Exercise directions: Provide only the number of lines in the listing that contain the word "icon".

▼▼▼

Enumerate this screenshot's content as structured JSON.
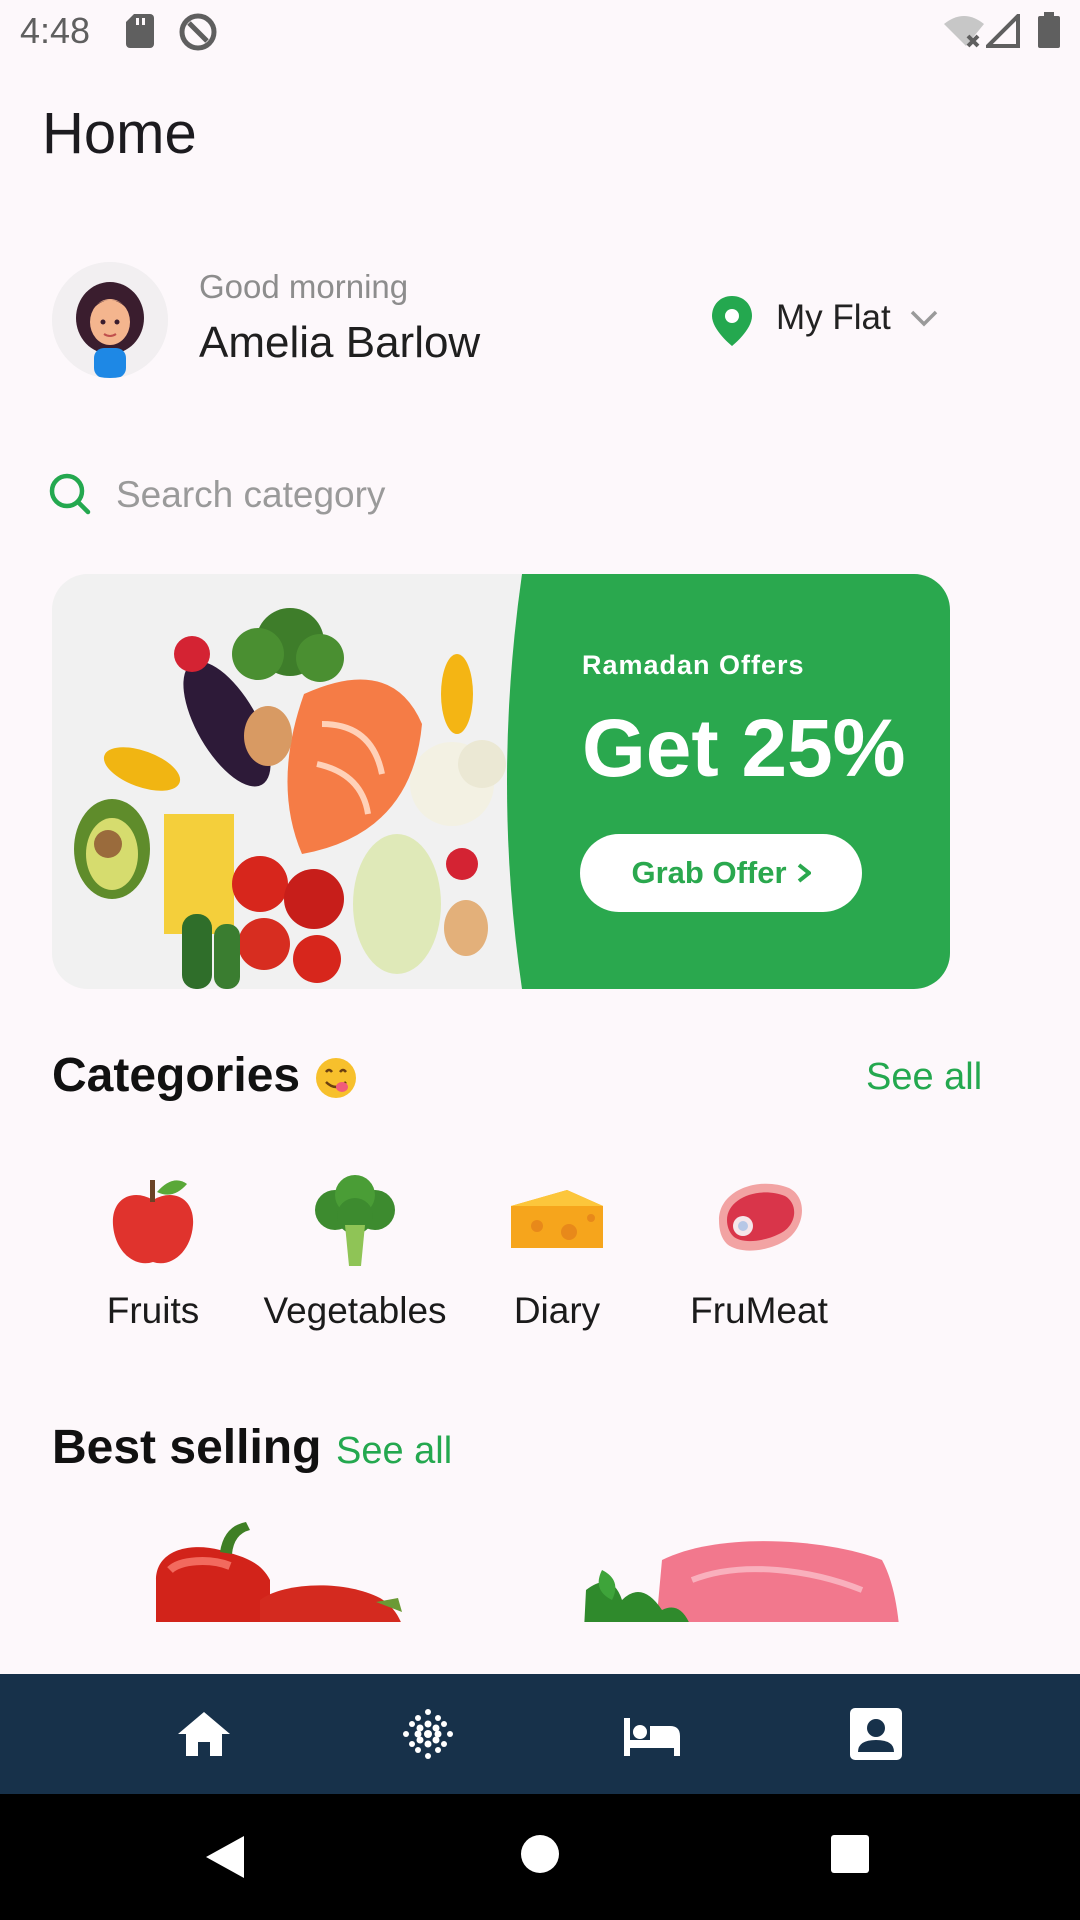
{
  "status_bar": {
    "time": "4:48"
  },
  "page": {
    "title": "Home"
  },
  "greeting": {
    "salutation": "Good morning",
    "name": "Amelia Barlow"
  },
  "location": {
    "label": "My Flat"
  },
  "search": {
    "placeholder": "Search category",
    "value": ""
  },
  "banner": {
    "subtitle": "Ramadan Offers",
    "title": "Get 25%",
    "button_label": "Grab Offer",
    "accent_color": "#2aa84e"
  },
  "categories": {
    "title": "Categories",
    "see_all": "See all",
    "items": [
      {
        "label": "Fruits",
        "icon": "apple-icon"
      },
      {
        "label": "Vegetables",
        "icon": "broccoli-icon"
      },
      {
        "label": "Diary",
        "icon": "cheese-icon"
      },
      {
        "label": "FruMeat",
        "icon": "meat-icon"
      }
    ]
  },
  "best_selling": {
    "title": "Best selling",
    "see_all": "See all"
  },
  "bottom_nav": {
    "items": [
      {
        "icon": "home-icon"
      },
      {
        "icon": "grid-dots-icon"
      },
      {
        "icon": "bed-icon"
      },
      {
        "icon": "contact-card-icon"
      }
    ]
  },
  "colors": {
    "brand_green": "#24a84f",
    "nav_background": "#17314a",
    "background": "#fdf8fb"
  }
}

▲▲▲

Answer space: 8